Even so, Nimoy told me that both Paramount and CBS “have been very much on board.” After all, with the 50th anniversary of the original Star Trek series coming this fall, the timing of the documentary couldn’t be better.
Adam also got tremendous support from Zachary Quinto, who plays Spock in the current Star Trek films.
“Zach was a driving force behind [the documentary],” said Adam Nimoy. “He got involved as soon as we started trying to put the product together.
Originally, Quinto was going to narrate the film. But in the end, Adam found he had so many archival interviews and voice recordings that he didn’t need an overarching narration. Instead, Quinto appears as one of the many people sharing insights and memories of the actor.
The real Nimoy
While Nimoy’s work as Spock sits at the core of the film, For the Love of Spock paints a full portrait of man, detailing his somewhat restless and taciturn nature. Nimoy had many interests, including home improvement, a lifelong passion for photography, singing, stage acting and even piloting an airplane.
The film also looks at Nimoy as an absentee parent and his struggles with drinking. The demise of his first marriage is barely addressed, though.
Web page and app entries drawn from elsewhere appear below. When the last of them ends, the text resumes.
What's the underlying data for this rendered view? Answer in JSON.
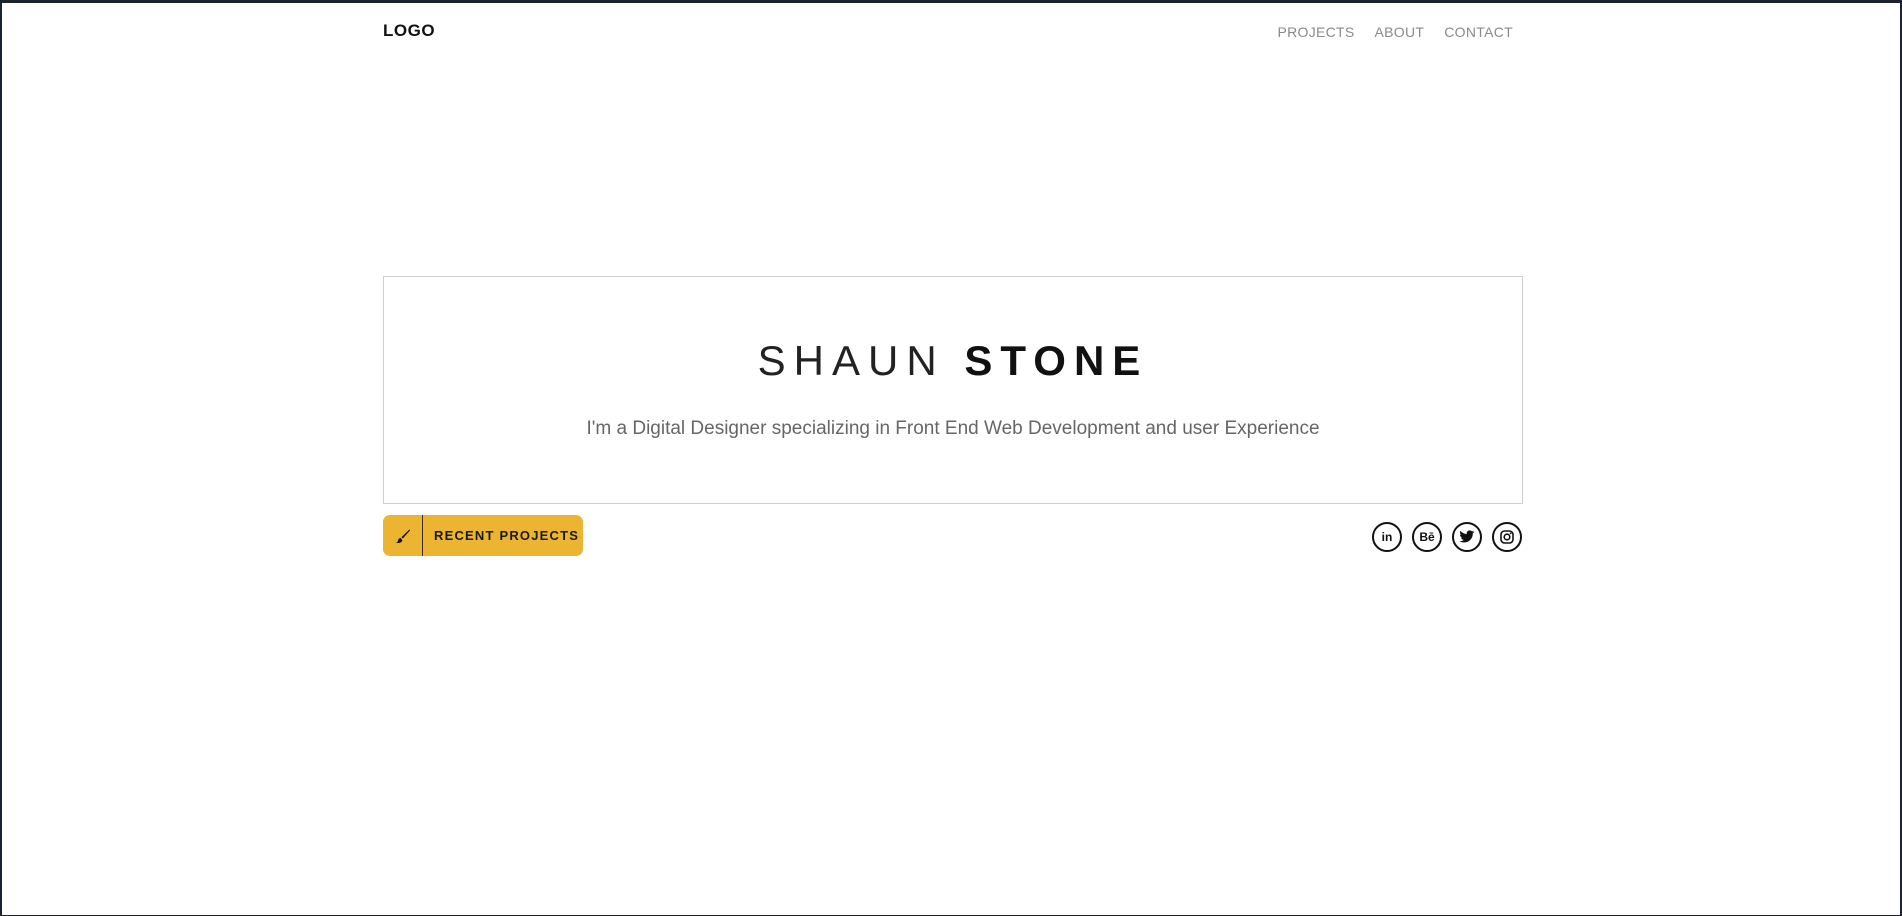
{
  "header": {
    "logo": "LOGO",
    "nav": [
      "PROJECTS",
      "ABOUT",
      "CONTACT"
    ]
  },
  "hero": {
    "first_name": "SHAUN",
    "last_name": "STONE",
    "tagline": "I'm a Digital Designer specializing in Front End Web Development and user Experience"
  },
  "cta": {
    "icon": "paintbrush-icon",
    "label": "RECENT PROJECTS",
    "color": "#ebb431"
  },
  "social": {
    "icons": [
      "linkedin-icon",
      "behance-icon",
      "twitter-icon",
      "instagram-icon"
    ],
    "linkedin_text": "in",
    "behance_text": "Bē"
  }
}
His second wife, Susan, was with him until he died, but chose not to appear on camera. (Adam said that she completely supports the project.)
The documentary works because it is, ultimately, a universal story: a boy seeking the love and attention of his father, a man honoring his relationship with a complicated icon.
The physical manifestation of that relationship is a handwritten letter Leonard Nimoy wrote his son in 1973. Adam Nimoy reads the emotional and revealing dispatch throughout the film.
Nimoy said he made the documentary as a sort of culmination of his journey with his father, which, in the third act of Leonard Nimoy’s life, was extremely close.
“I did it for my love for him and love for the character [of Spock],” said Adam, who added that the film’s title actually has two meanings. The filmmaker also made his moviefor Leonard Nimoy’s love.
Even more than a year after his death, there is no shortage of love for Leonard Nimoy or Spock. This expertly crafted, thoroughly entertaining documentary serves as a fitting tribute to both.